[[ SUPPLIED MATERIAL, beginning ]]

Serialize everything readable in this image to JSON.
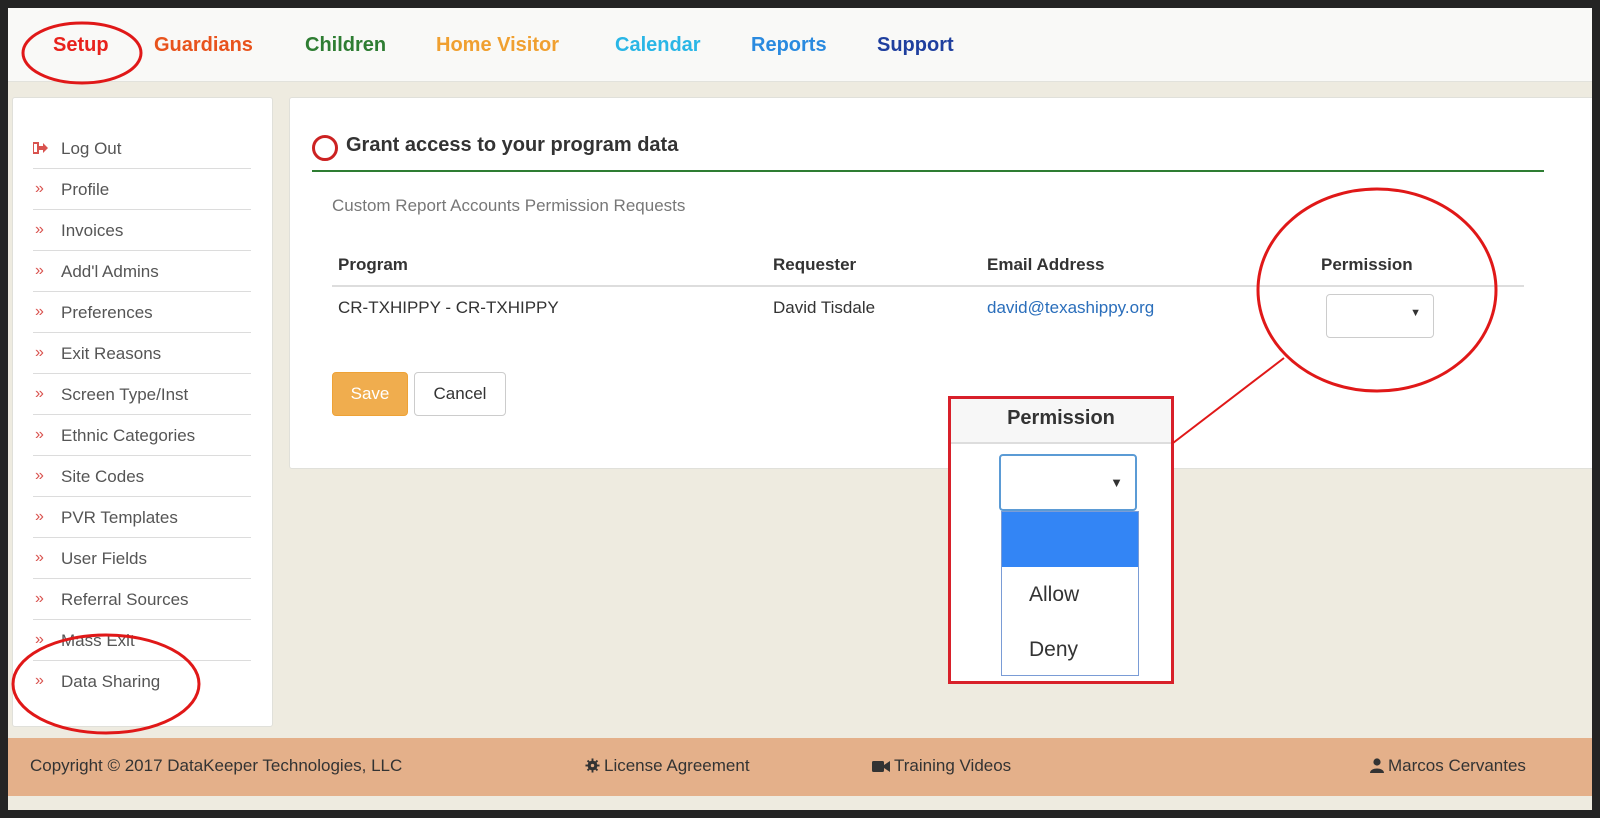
{
  "nav": {
    "items": [
      {
        "label": "Setup",
        "color": "#e8221c"
      },
      {
        "label": "Guardians",
        "color": "#e8531c"
      },
      {
        "label": "Children",
        "color": "#2e7d32"
      },
      {
        "label": "Home Visitor",
        "color": "#f0a030"
      },
      {
        "label": "Calendar",
        "color": "#29b6e6"
      },
      {
        "label": "Reports",
        "color": "#2a8adf"
      },
      {
        "label": "Support",
        "color": "#1f3f9e"
      }
    ]
  },
  "sidebar": {
    "items": [
      {
        "label": "Log Out",
        "icon": "logout-icon"
      },
      {
        "label": "Profile",
        "icon": "chevron-double-right-icon"
      },
      {
        "label": "Invoices",
        "icon": "chevron-double-right-icon"
      },
      {
        "label": "Add'l Admins",
        "icon": "chevron-double-right-icon"
      },
      {
        "label": "Preferences",
        "icon": "chevron-double-right-icon"
      },
      {
        "label": "Exit Reasons",
        "icon": "chevron-double-right-icon"
      },
      {
        "label": "Screen Type/Inst",
        "icon": "chevron-double-right-icon"
      },
      {
        "label": "Ethnic Categories",
        "icon": "chevron-double-right-icon"
      },
      {
        "label": "Site Codes",
        "icon": "chevron-double-right-icon"
      },
      {
        "label": "PVR Templates",
        "icon": "chevron-double-right-icon"
      },
      {
        "label": "User Fields",
        "icon": "chevron-double-right-icon"
      },
      {
        "label": "Referral Sources",
        "icon": "chevron-double-right-icon"
      },
      {
        "label": "Mass Exit",
        "icon": "chevron-double-right-icon"
      },
      {
        "label": "Data Sharing",
        "icon": "chevron-double-right-icon"
      }
    ],
    "chevron": "»"
  },
  "main": {
    "title": "Grant access to your program data",
    "subtitle": "Custom Report Accounts Permission Requests",
    "columns": [
      "Program",
      "Requester",
      "Email Address",
      "Permission"
    ],
    "rows": [
      {
        "program": "CR-TXHIPPY - CR-TXHIPPY",
        "requester": "David Tisdale",
        "email": "david@texashippy.org",
        "permission": ""
      }
    ],
    "save_label": "Save",
    "cancel_label": "Cancel"
  },
  "callout": {
    "header": "Permission",
    "options": [
      "",
      "Allow",
      "Deny"
    ],
    "highlighted_option": ""
  },
  "footer": {
    "copyright": "Copyright © 2017 DataKeeper Technologies, LLC",
    "license": "License Agreement",
    "training": "Training Videos",
    "user": "Marcos Cervantes"
  },
  "colors": {
    "annotation_red": "#e01818",
    "save_orange": "#f0ad4e",
    "footer_tan": "#e4b08a",
    "title_rule_green": "#2e7d32",
    "link_blue": "#2a6ebb",
    "selected_option_blue": "#3385f5"
  }
}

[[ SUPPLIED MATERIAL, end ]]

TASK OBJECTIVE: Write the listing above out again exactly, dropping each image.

EXPECTED ANSWER:
Serialize everything readable in this image to JSON.
{
  "nav": {
    "items": [
      {
        "label": "Setup",
        "color": "#e8221c"
      },
      {
        "label": "Guardians",
        "color": "#e8531c"
      },
      {
        "label": "Children",
        "color": "#2e7d32"
      },
      {
        "label": "Home Visitor",
        "color": "#f0a030"
      },
      {
        "label": "Calendar",
        "color": "#29b6e6"
      },
      {
        "label": "Reports",
        "color": "#2a8adf"
      },
      {
        "label": "Support",
        "color": "#1f3f9e"
      }
    ]
  },
  "sidebar": {
    "items": [
      {
        "label": "Log Out",
        "icon": "logout-icon"
      },
      {
        "label": "Profile",
        "icon": "chevron-double-right-icon"
      },
      {
        "label": "Invoices",
        "icon": "chevron-double-right-icon"
      },
      {
        "label": "Add'l Admins",
        "icon": "chevron-double-right-icon"
      },
      {
        "label": "Preferences",
        "icon": "chevron-double-right-icon"
      },
      {
        "label": "Exit Reasons",
        "icon": "chevron-double-right-icon"
      },
      {
        "label": "Screen Type/Inst",
        "icon": "chevron-double-right-icon"
      },
      {
        "label": "Ethnic Categories",
        "icon": "chevron-double-right-icon"
      },
      {
        "label": "Site Codes",
        "icon": "chevron-double-right-icon"
      },
      {
        "label": "PVR Templates",
        "icon": "chevron-double-right-icon"
      },
      {
        "label": "User Fields",
        "icon": "chevron-double-right-icon"
      },
      {
        "label": "Referral Sources",
        "icon": "chevron-double-right-icon"
      },
      {
        "label": "Mass Exit",
        "icon": "chevron-double-right-icon"
      },
      {
        "label": "Data Sharing",
        "icon": "chevron-double-right-icon"
      }
    ],
    "chevron": "»"
  },
  "main": {
    "title": "Grant access to your program data",
    "subtitle": "Custom Report Accounts Permission Requests",
    "columns": [
      "Program",
      "Requester",
      "Email Address",
      "Permission"
    ],
    "rows": [
      {
        "program": "CR-TXHIPPY - CR-TXHIPPY",
        "requester": "David Tisdale",
        "email": "david@texashippy.org",
        "permission": ""
      }
    ],
    "save_label": "Save",
    "cancel_label": "Cancel"
  },
  "callout": {
    "header": "Permission",
    "options": [
      "",
      "Allow",
      "Deny"
    ],
    "highlighted_option": ""
  },
  "footer": {
    "copyright": "Copyright © 2017 DataKeeper Technologies, LLC",
    "license": "License Agreement",
    "training": "Training Videos",
    "user": "Marcos Cervantes"
  },
  "colors": {
    "annotation_red": "#e01818",
    "save_orange": "#f0ad4e",
    "footer_tan": "#e4b08a",
    "title_rule_green": "#2e7d32",
    "link_blue": "#2a6ebb",
    "selected_option_blue": "#3385f5"
  }
}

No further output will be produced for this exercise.